I typically use sketchbooks to keep track of things I like by making notes and doodles about them. Of course I got excited when I learned there was a new social network that allows you to keep track of all of those things online and share them with other people (Think ongoing gift registry). The network, shared to me by @khiemosabi is called Pinterest – a place where you can “pin” images of your favorite things or inspirations onto virtual pinboards that others can share and comment on.
Why would you want to use it? What better way to track and share things that you like, want and need? Folks have used the network to start interior design projects, replace cookbooks, and even plan weddings.
Getting started on Pinterest is easy. It integrates with either your Facebook or Twitter account so there’s no need to remember another password.
When you first join the network, you’re able to view any pinboard on the network based on your interests. The interface of the website is laid out in this sexy, no frills grid pattern with bright gorgeous images cascading down the page. When I see something that catches my eye, I click it, view it, get inspired, comment, and share it.
The commenting and sharing tools are conventionally placed both at the bottom of the post and to the side, so new members don’t have to learn much when they’re getting started. Despite the plethora of share buttons (Facebook Like, Tweet, Embed, and Email), it would be nice to see a Facebook Share button that would allow me caption my share and spread the word to certain lists of friends instead of the general “Like” button that disperses the post to all of my friends.
Anxious to try this for myself, I created a pinboard featuring Watercolor Renderings. The Pin Board creation feature is pretty slick. It can be found in the upper right-hand corner of your screen by clicking the “Add +” link. When clicked, a small white option box swiftly glides up from the bottom of my screen and guides me through a very straightforward setup process.

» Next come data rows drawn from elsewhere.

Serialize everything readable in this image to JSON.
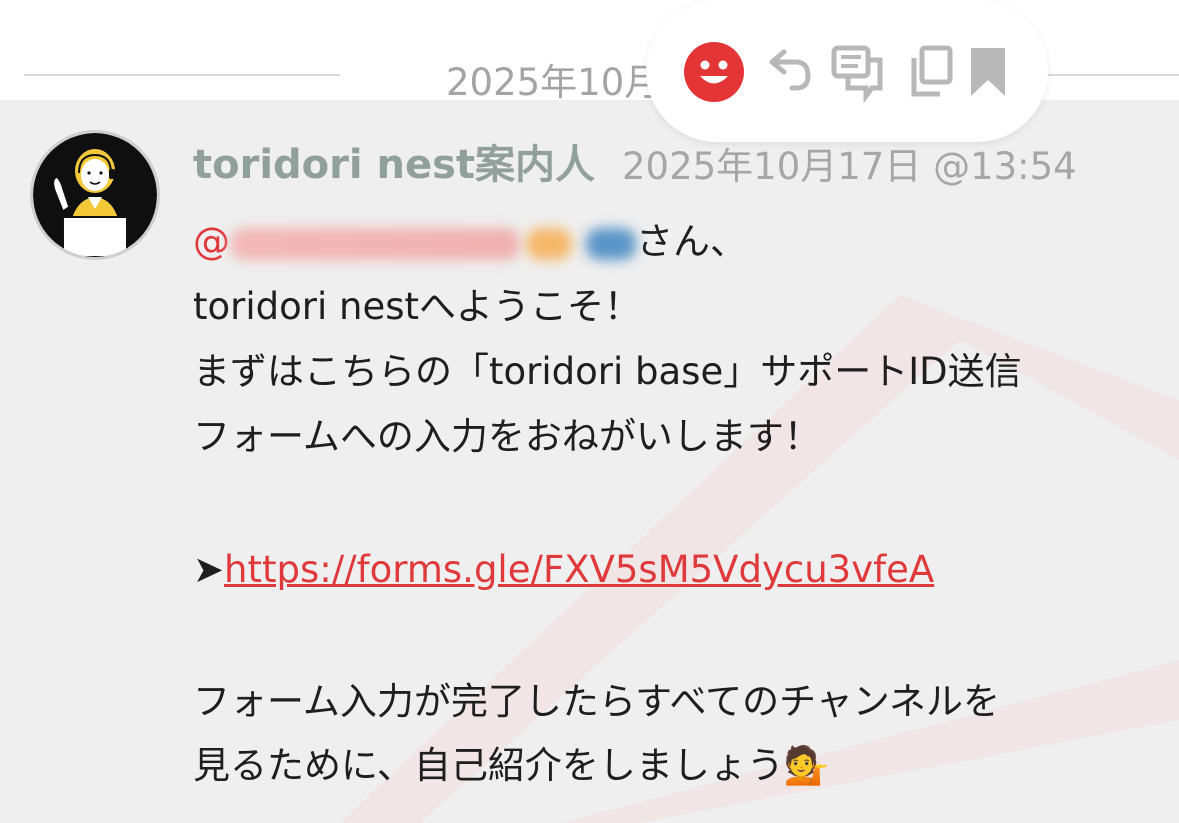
{
  "date_divider": {
    "text": "2025年10月"
  },
  "message": {
    "author": "toridori nest案内人",
    "timestamp": "2025年10月17日 @13:54",
    "mention_at": "@",
    "mention_suffix": "さん、",
    "lines": [
      "toridori nestへようこそ！",
      "まずはこちらの「toridori base」サポートID送信",
      "フォームへの入力をおねがいします！"
    ],
    "link_arrow": "➤",
    "link_url": "https://forms.gle/FXV5sM5Vdycu3vfeA",
    "closing_lines": [
      "フォーム入力が完了したらすべてのチャンネルを",
      "見るために、自己紹介をしましょう"
    ],
    "closing_emoji": "💁"
  },
  "toolbar": {
    "icons": [
      "reaction-smiley-icon",
      "reply-icon",
      "thread-icon",
      "copy-icon",
      "bookmark-icon"
    ]
  },
  "colors": {
    "accent": "#e0393b",
    "author": "#92a09b",
    "background": "#efefef"
  }
}
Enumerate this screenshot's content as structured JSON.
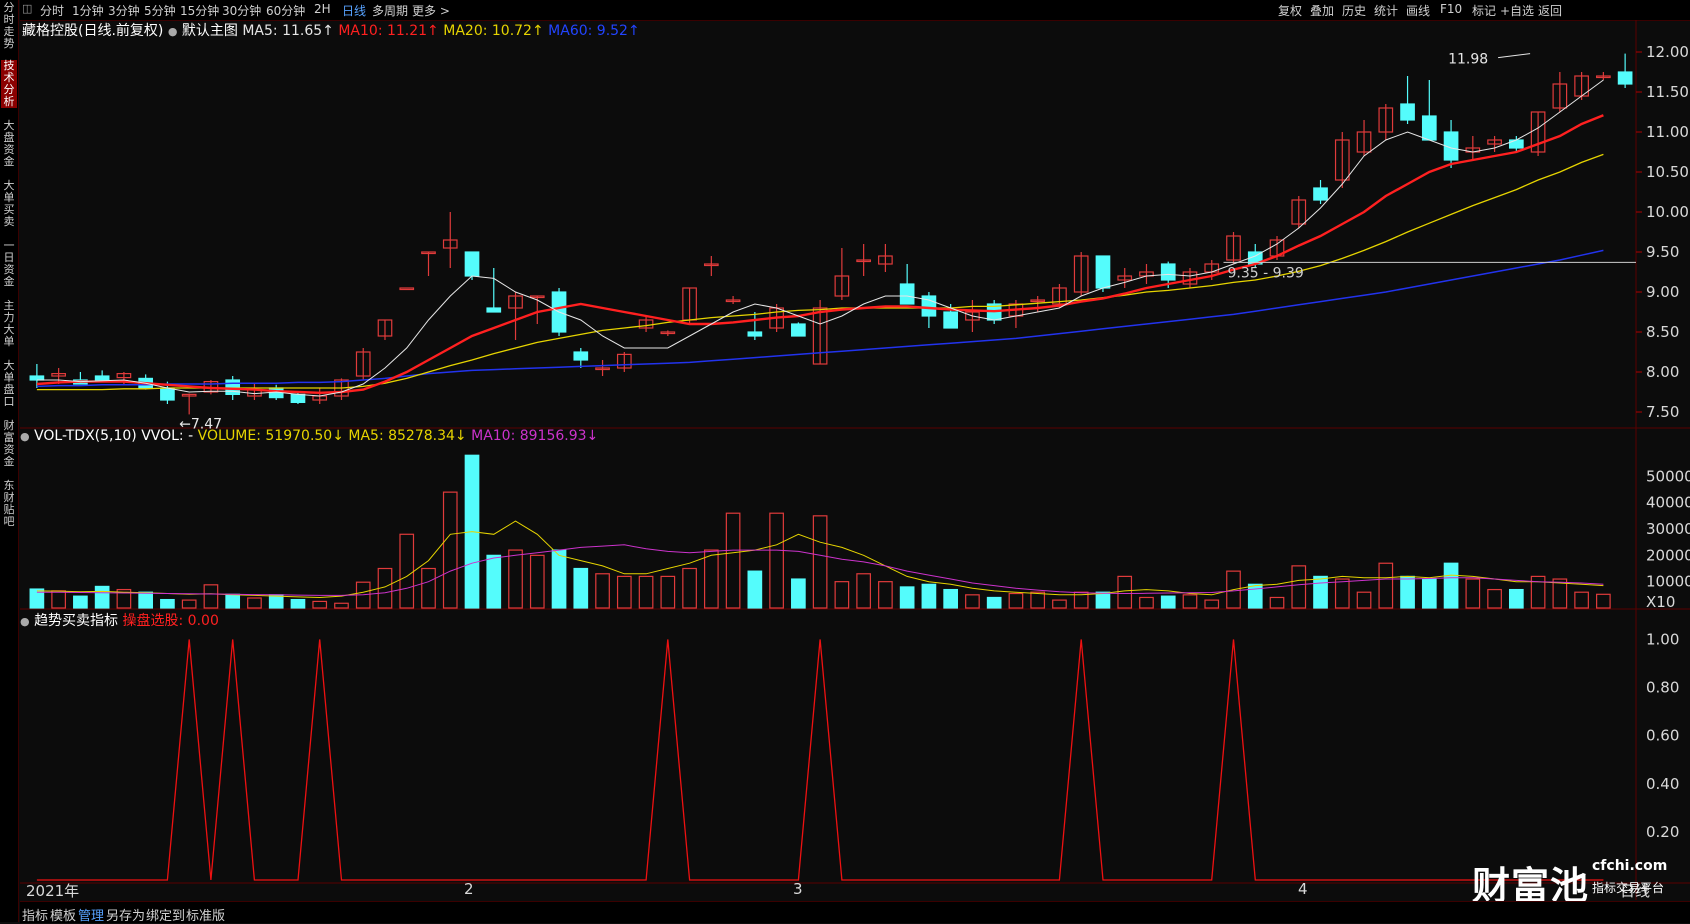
{
  "topbar": {
    "periods": [
      "分时",
      "1分钟",
      "3分钟",
      "5分钟",
      "15分钟",
      "30分钟",
      "60分钟",
      "2H",
      "日线",
      "多周期",
      "更多 >"
    ],
    "active_period": "日线",
    "tools": [
      "复权",
      "叠加",
      "历史",
      "统计",
      "画线",
      "F10",
      "标记",
      "+自选",
      "返回"
    ]
  },
  "sidebar": [
    "分时走势",
    "技术分析",
    "大盘资金",
    "大单买卖",
    "一日资金",
    "主力大单",
    "大单盘口",
    "财富资金",
    "东财贴吧"
  ],
  "sidebar_active": "技术分析",
  "main_header": {
    "stock": "藏格控股(日线.前复权)",
    "template": "默认主图",
    "ma5": "MA5: 11.65↑",
    "ma10": "MA10: 11.21↑",
    "ma20": "MA20: 10.72↑",
    "ma60": "MA60: 9.52↑"
  },
  "vol_header": {
    "name": "VOL-TDX(5,10) VVOL: -",
    "volume": "VOLUME: 51970.50↓",
    "ma5": "MA5: 85278.34↓",
    "ma10": "MA10: 89156.93↓"
  },
  "ind_header": {
    "name": "趋势买卖指标",
    "value": "操盘选股: 0.00"
  },
  "annotations": {
    "high": "11.98",
    "low": "←7.47",
    "range": "9.35 - 9.39"
  },
  "price_axis": [
    "12.00",
    "11.50",
    "11.00",
    "10.50",
    "10.00",
    "9.50",
    "9.00",
    "8.50",
    "8.00",
    "7.50"
  ],
  "vol_axis": [
    "50000",
    "40000",
    "30000",
    "20000",
    "10000",
    "X10"
  ],
  "ind_axis": [
    "1.00",
    "0.80",
    "0.60",
    "0.40",
    "0.20"
  ],
  "x_labels": [
    "2021年",
    "2",
    "3",
    "4"
  ],
  "axis_corner": "日线",
  "bottombar": [
    "指标",
    "模板",
    "管理",
    "另存为",
    "绑定到",
    "标准版"
  ],
  "bottom_active": "管理",
  "watermark": {
    "brand": "财富池",
    "site": "cfchi.com",
    "slogan": "指标交易平台"
  },
  "colors": {
    "up": "#e03b3b",
    "down": "#54fcfc",
    "ma5": "#e6e6e6",
    "ma10": "#ff2020",
    "ma20": "#e6d400",
    "ma60": "#2233ee",
    "vol_ma10": "#cc33cc",
    "signal": "#ee1111"
  },
  "chart_data": {
    "type": "candlestick",
    "x_range": [
      "2021-01",
      "2021-04"
    ],
    "price_range": [
      7.3,
      12.1
    ],
    "candles": [
      {
        "o": 7.95,
        "h": 8.1,
        "l": 7.8,
        "c": 7.9
      },
      {
        "o": 7.95,
        "h": 8.05,
        "l": 7.85,
        "c": 7.98
      },
      {
        "o": 7.9,
        "h": 8.0,
        "l": 7.85,
        "c": 7.85
      },
      {
        "o": 7.95,
        "h": 8.02,
        "l": 7.88,
        "c": 7.9
      },
      {
        "o": 7.93,
        "h": 8.0,
        "l": 7.85,
        "c": 7.98
      },
      {
        "o": 7.92,
        "h": 7.97,
        "l": 7.78,
        "c": 7.8
      },
      {
        "o": 7.8,
        "h": 7.88,
        "l": 7.6,
        "c": 7.65
      },
      {
        "o": 7.7,
        "h": 7.73,
        "l": 7.47,
        "c": 7.72
      },
      {
        "o": 7.75,
        "h": 7.9,
        "l": 7.72,
        "c": 7.88
      },
      {
        "o": 7.9,
        "h": 7.95,
        "l": 7.65,
        "c": 7.72
      },
      {
        "o": 7.7,
        "h": 7.85,
        "l": 7.65,
        "c": 7.78
      },
      {
        "o": 7.8,
        "h": 7.84,
        "l": 7.65,
        "c": 7.68
      },
      {
        "o": 7.72,
        "h": 7.75,
        "l": 7.6,
        "c": 7.62
      },
      {
        "o": 7.65,
        "h": 7.8,
        "l": 7.6,
        "c": 7.7
      },
      {
        "o": 7.7,
        "h": 7.92,
        "l": 7.65,
        "c": 7.9
      },
      {
        "o": 7.95,
        "h": 8.3,
        "l": 7.9,
        "c": 8.25
      },
      {
        "o": 8.45,
        "h": 8.65,
        "l": 8.4,
        "c": 8.65
      },
      {
        "o": 9.05,
        "h": 9.05,
        "l": 9.05,
        "c": 9.05
      },
      {
        "o": 9.5,
        "h": 9.5,
        "l": 9.2,
        "c": 9.5
      },
      {
        "o": 9.55,
        "h": 10.0,
        "l": 9.3,
        "c": 9.65
      },
      {
        "o": 9.5,
        "h": 9.5,
        "l": 9.15,
        "c": 9.2
      },
      {
        "o": 8.8,
        "h": 9.3,
        "l": 8.75,
        "c": 8.75
      },
      {
        "o": 8.8,
        "h": 9.0,
        "l": 8.4,
        "c": 8.95
      },
      {
        "o": 8.95,
        "h": 8.95,
        "l": 8.6,
        "c": 8.95
      },
      {
        "o": 9.0,
        "h": 9.05,
        "l": 8.45,
        "c": 8.5
      },
      {
        "o": 8.25,
        "h": 8.3,
        "l": 8.05,
        "c": 8.15
      },
      {
        "o": 8.05,
        "h": 8.15,
        "l": 7.95,
        "c": 8.05
      },
      {
        "o": 8.05,
        "h": 8.25,
        "l": 8.0,
        "c": 8.22
      },
      {
        "o": 8.55,
        "h": 8.7,
        "l": 8.5,
        "c": 8.65
      },
      {
        "o": 8.5,
        "h": 8.52,
        "l": 8.45,
        "c": 8.5
      },
      {
        "o": 8.65,
        "h": 9.05,
        "l": 8.6,
        "c": 9.05
      },
      {
        "o": 9.35,
        "h": 9.45,
        "l": 9.2,
        "c": 9.35
      },
      {
        "o": 8.9,
        "h": 8.95,
        "l": 8.85,
        "c": 8.9
      },
      {
        "o": 8.5,
        "h": 8.75,
        "l": 8.4,
        "c": 8.45
      },
      {
        "o": 8.55,
        "h": 8.85,
        "l": 8.5,
        "c": 8.8
      },
      {
        "o": 8.6,
        "h": 8.62,
        "l": 8.45,
        "c": 8.45
      },
      {
        "o": 8.1,
        "h": 8.9,
        "l": 8.1,
        "c": 8.8
      },
      {
        "o": 8.95,
        "h": 9.55,
        "l": 8.9,
        "c": 9.2
      },
      {
        "o": 9.4,
        "h": 9.6,
        "l": 9.2,
        "c": 9.4
      },
      {
        "o": 9.35,
        "h": 9.6,
        "l": 9.25,
        "c": 9.45
      },
      {
        "o": 9.1,
        "h": 9.35,
        "l": 8.85,
        "c": 8.85
      },
      {
        "o": 8.95,
        "h": 9.0,
        "l": 8.55,
        "c": 8.7
      },
      {
        "o": 8.75,
        "h": 8.85,
        "l": 8.55,
        "c": 8.55
      },
      {
        "o": 8.65,
        "h": 8.9,
        "l": 8.5,
        "c": 8.75
      },
      {
        "o": 8.85,
        "h": 8.9,
        "l": 8.6,
        "c": 8.65
      },
      {
        "o": 8.7,
        "h": 8.9,
        "l": 8.55,
        "c": 8.85
      },
      {
        "o": 8.9,
        "h": 8.95,
        "l": 8.75,
        "c": 8.9
      },
      {
        "o": 8.85,
        "h": 9.1,
        "l": 8.8,
        "c": 9.05
      },
      {
        "o": 9.0,
        "h": 9.5,
        "l": 8.95,
        "c": 9.45
      },
      {
        "o": 9.45,
        "h": 9.45,
        "l": 9.0,
        "c": 9.05
      },
      {
        "o": 9.15,
        "h": 9.3,
        "l": 9.05,
        "c": 9.2
      },
      {
        "o": 9.2,
        "h": 9.35,
        "l": 9.1,
        "c": 9.25
      },
      {
        "o": 9.35,
        "h": 9.38,
        "l": 9.05,
        "c": 9.15
      },
      {
        "o": 9.1,
        "h": 9.3,
        "l": 9.05,
        "c": 9.25
      },
      {
        "o": 9.25,
        "h": 9.4,
        "l": 9.15,
        "c": 9.35
      },
      {
        "o": 9.4,
        "h": 9.75,
        "l": 9.35,
        "c": 9.7
      },
      {
        "o": 9.5,
        "h": 9.6,
        "l": 9.3,
        "c": 9.35
      },
      {
        "o": 9.45,
        "h": 9.7,
        "l": 9.4,
        "c": 9.65
      },
      {
        "o": 9.85,
        "h": 10.2,
        "l": 9.8,
        "c": 10.15
      },
      {
        "o": 10.3,
        "h": 10.4,
        "l": 10.1,
        "c": 10.15
      },
      {
        "o": 10.4,
        "h": 11.0,
        "l": 10.3,
        "c": 10.9
      },
      {
        "o": 10.75,
        "h": 11.15,
        "l": 10.7,
        "c": 11.0
      },
      {
        "o": 11.0,
        "h": 11.35,
        "l": 10.9,
        "c": 11.3
      },
      {
        "o": 11.35,
        "h": 11.7,
        "l": 11.1,
        "c": 11.15
      },
      {
        "o": 11.2,
        "h": 11.65,
        "l": 10.9,
        "c": 10.9
      },
      {
        "o": 11.0,
        "h": 11.15,
        "l": 10.55,
        "c": 10.65
      },
      {
        "o": 10.75,
        "h": 10.95,
        "l": 10.65,
        "c": 10.8
      },
      {
        "o": 10.85,
        "h": 10.95,
        "l": 10.75,
        "c": 10.9
      },
      {
        "o": 10.9,
        "h": 10.95,
        "l": 10.75,
        "c": 10.8
      },
      {
        "o": 10.75,
        "h": 11.25,
        "l": 10.7,
        "c": 11.25
      },
      {
        "o": 11.3,
        "h": 11.75,
        "l": 11.25,
        "c": 11.6
      },
      {
        "o": 11.45,
        "h": 11.75,
        "l": 11.4,
        "c": 11.7
      },
      {
        "o": 11.7,
        "h": 11.75,
        "l": 11.65,
        "c": 11.7
      },
      {
        "o": 11.75,
        "h": 11.98,
        "l": 11.55,
        "c": 11.6
      }
    ],
    "ma5": [
      7.9,
      7.9,
      7.88,
      7.89,
      7.9,
      7.86,
      7.8,
      7.75,
      7.76,
      7.76,
      7.73,
      7.75,
      7.72,
      7.7,
      7.75,
      7.85,
      8.05,
      8.3,
      8.65,
      8.95,
      9.2,
      9.17,
      9.0,
      8.9,
      8.75,
      8.65,
      8.45,
      8.3,
      8.3,
      8.3,
      8.45,
      8.6,
      8.75,
      8.85,
      8.8,
      8.7,
      8.6,
      8.7,
      8.85,
      8.95,
      8.95,
      8.9,
      8.8,
      8.7,
      8.65,
      8.7,
      8.75,
      8.8,
      8.95,
      9.05,
      9.12,
      9.2,
      9.22,
      9.2,
      9.25,
      9.35,
      9.45,
      9.6,
      9.8,
      10.05,
      10.35,
      10.7,
      10.9,
      11.0,
      10.9,
      10.8,
      10.75,
      10.8,
      10.9,
      11.05,
      11.25,
      11.45,
      11.65
    ],
    "ma10": [
      7.85,
      7.87,
      7.88,
      7.88,
      7.88,
      7.86,
      7.84,
      7.82,
      7.8,
      7.79,
      7.78,
      7.76,
      7.75,
      7.74,
      7.75,
      7.78,
      7.88,
      8.0,
      8.15,
      8.3,
      8.45,
      8.55,
      8.65,
      8.75,
      8.8,
      8.85,
      8.8,
      8.75,
      8.7,
      8.65,
      8.6,
      8.6,
      8.62,
      8.65,
      8.68,
      8.7,
      8.75,
      8.78,
      8.8,
      8.82,
      8.82,
      8.8,
      8.78,
      8.77,
      8.76,
      8.78,
      8.8,
      8.83,
      8.88,
      8.92,
      8.98,
      9.05,
      9.1,
      9.15,
      9.2,
      9.28,
      9.35,
      9.45,
      9.58,
      9.7,
      9.85,
      10.0,
      10.2,
      10.35,
      10.5,
      10.6,
      10.65,
      10.7,
      10.75,
      10.85,
      10.95,
      11.1,
      11.21
    ],
    "ma20": [
      7.78,
      7.78,
      7.78,
      7.78,
      7.79,
      7.79,
      7.8,
      7.8,
      7.8,
      7.8,
      7.8,
      7.8,
      7.8,
      7.8,
      7.8,
      7.82,
      7.86,
      7.92,
      8.0,
      8.08,
      8.15,
      8.23,
      8.3,
      8.37,
      8.42,
      8.47,
      8.52,
      8.55,
      8.58,
      8.62,
      8.65,
      8.68,
      8.7,
      8.72,
      8.75,
      8.77,
      8.78,
      8.8,
      8.8,
      8.8,
      8.8,
      8.8,
      8.8,
      8.82,
      8.82,
      8.84,
      8.86,
      8.88,
      8.9,
      8.93,
      8.96,
      9.0,
      9.02,
      9.05,
      9.08,
      9.12,
      9.15,
      9.2,
      9.26,
      9.33,
      9.42,
      9.52,
      9.63,
      9.75,
      9.86,
      9.97,
      10.08,
      10.18,
      10.28,
      10.4,
      10.5,
      10.62,
      10.72
    ],
    "ma60": [
      7.82,
      7.83,
      7.83,
      7.84,
      7.84,
      7.84,
      7.85,
      7.85,
      7.85,
      7.86,
      7.86,
      7.86,
      7.87,
      7.87,
      7.88,
      7.9,
      7.92,
      7.95,
      7.98,
      8.0,
      8.02,
      8.03,
      8.04,
      8.05,
      8.06,
      8.07,
      8.08,
      8.09,
      8.1,
      8.11,
      8.12,
      8.14,
      8.16,
      8.18,
      8.2,
      8.22,
      8.24,
      8.26,
      8.28,
      8.3,
      8.32,
      8.34,
      8.36,
      8.38,
      8.4,
      8.42,
      8.45,
      8.48,
      8.51,
      8.54,
      8.57,
      8.6,
      8.63,
      8.66,
      8.69,
      8.72,
      8.76,
      8.8,
      8.84,
      8.88,
      8.92,
      8.96,
      9.0,
      9.05,
      9.1,
      9.15,
      9.2,
      9.25,
      9.3,
      9.35,
      9.4,
      9.46,
      9.52
    ],
    "volume_x10": [
      7200,
      6500,
      4500,
      8200,
      7000,
      6000,
      3200,
      3000,
      8800,
      5200,
      3800,
      5000,
      3200,
      2500,
      1800,
      9800,
      15000,
      28000,
      15000,
      44000,
      58000,
      20000,
      22000,
      20000,
      22000,
      15000,
      13000,
      12000,
      12000,
      12000,
      15000,
      22000,
      36000,
      14000,
      36000,
      11000,
      35000,
      10000,
      13000,
      10000,
      8000,
      9000,
      7000,
      5000,
      4000,
      5500,
      6000,
      3000,
      6000,
      6000,
      12000,
      4000,
      4500,
      5000,
      3000,
      14000,
      9000,
      4000,
      16000,
      12000,
      11000,
      6000,
      17000,
      12000,
      11000,
      17000,
      11000,
      7000,
      7000,
      12000,
      11000,
      6000,
      5200
    ],
    "vol_ma5_x10": [
      6500,
      6400,
      6200,
      6300,
      6000,
      5800,
      5500,
      5200,
      5400,
      5000,
      4800,
      4500,
      4200,
      4000,
      4500,
      6000,
      8000,
      12000,
      18000,
      28000,
      29000,
      28000,
      33000,
      28000,
      20000,
      18000,
      16000,
      13000,
      13000,
      15000,
      17000,
      20000,
      21000,
      22000,
      24000,
      28000,
      25000,
      23000,
      20000,
      16000,
      12000,
      10000,
      9000,
      7500,
      6500,
      6000,
      5500,
      5000,
      5000,
      5500,
      6500,
      7000,
      6500,
      5500,
      5000,
      7000,
      8500,
      9000,
      10500,
      11000,
      12000,
      11500,
      11500,
      12000,
      11500,
      12500,
      12000,
      11000,
      10000,
      10000,
      9500,
      9000,
      8500
    ],
    "vol_ma10_x10": [
      6000,
      6000,
      5900,
      5800,
      5700,
      5600,
      5500,
      5400,
      5300,
      5200,
      5100,
      5000,
      4900,
      4800,
      4800,
      5000,
      5800,
      7500,
      10000,
      14000,
      17000,
      19000,
      20000,
      21000,
      22000,
      23000,
      23500,
      24000,
      22500,
      21500,
      21000,
      21500,
      22000,
      22000,
      22000,
      21500,
      20000,
      18500,
      17500,
      16000,
      14000,
      12500,
      11000,
      9500,
      8500,
      7500,
      6800,
      6200,
      5800,
      5600,
      5500,
      5600,
      5700,
      5800,
      5900,
      6500,
      7200,
      8000,
      8800,
      9500,
      10000,
      10500,
      11000,
      11000,
      11200,
      11500,
      11500,
      11000,
      10500,
      10000,
      9800,
      9500,
      9000
    ],
    "signal": [
      0,
      0,
      0,
      0,
      0,
      0,
      0,
      1,
      0,
      1,
      0,
      0,
      0,
      1,
      0,
      0,
      0,
      0,
      0,
      0,
      0,
      0,
      0,
      0,
      0,
      0,
      0,
      0,
      0,
      1,
      0,
      0,
      0,
      0,
      0,
      0,
      1,
      0,
      0,
      0,
      0,
      0,
      0,
      0,
      0,
      0,
      0,
      0,
      1,
      0,
      0,
      0,
      0,
      0,
      0,
      1,
      0,
      0,
      0,
      0,
      0,
      0,
      0,
      0,
      0,
      0,
      0,
      0,
      0,
      0,
      0,
      0,
      0
    ],
    "support_line": 9.37,
    "xlim": [
      0,
      72
    ]
  }
}
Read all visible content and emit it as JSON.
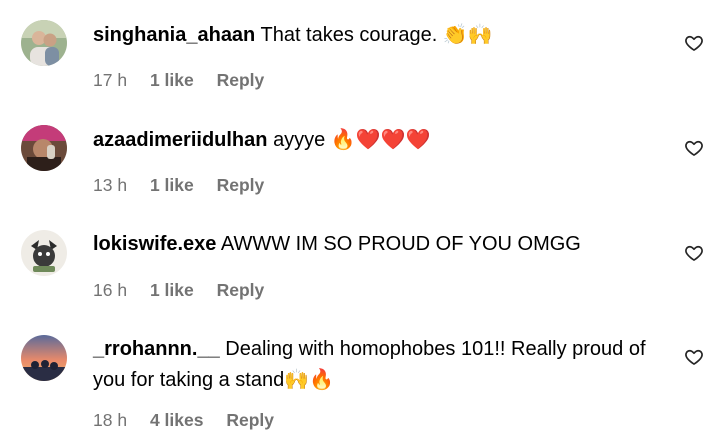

Pinterest features a very simple and intuitive structure, so here’s what to keep in mind. Boards are like categories (Cool Offices, Vegan Recipes, Favorite Viral YouTube Videos), and Pins are the individual items that get placed on their respective boards.
Important: Always cite the original website URL of the content you’re posting when possible so others can learn more about what you share.
Once I created my Board, I paid a visit to my favorite watercolor artist’s blog to pick up some of the works that inspired me in the past.
Note how most websites don’t yet include a Pinterest share button amongst the standard Facebook, Twitter, Google+ icons at the bottom of the post. Thankfully, Pinterest came up with this nifty “Pin It” Button, which is very similar to the Hootsuite Bookmarklet, that you can put into your bookmarks toolbar for easy sharing.
Important: Pinterest is not the place to promote yourself or your business. The Pinterest community frowns upon posting your own content. This doesn’t mean that you can’t do it, or that your content will be removed from the site. However, in the interest of being social and successfully contributing to your community, it’s wise to follow the rules.
What are the top things you would collect on your Pinterest account?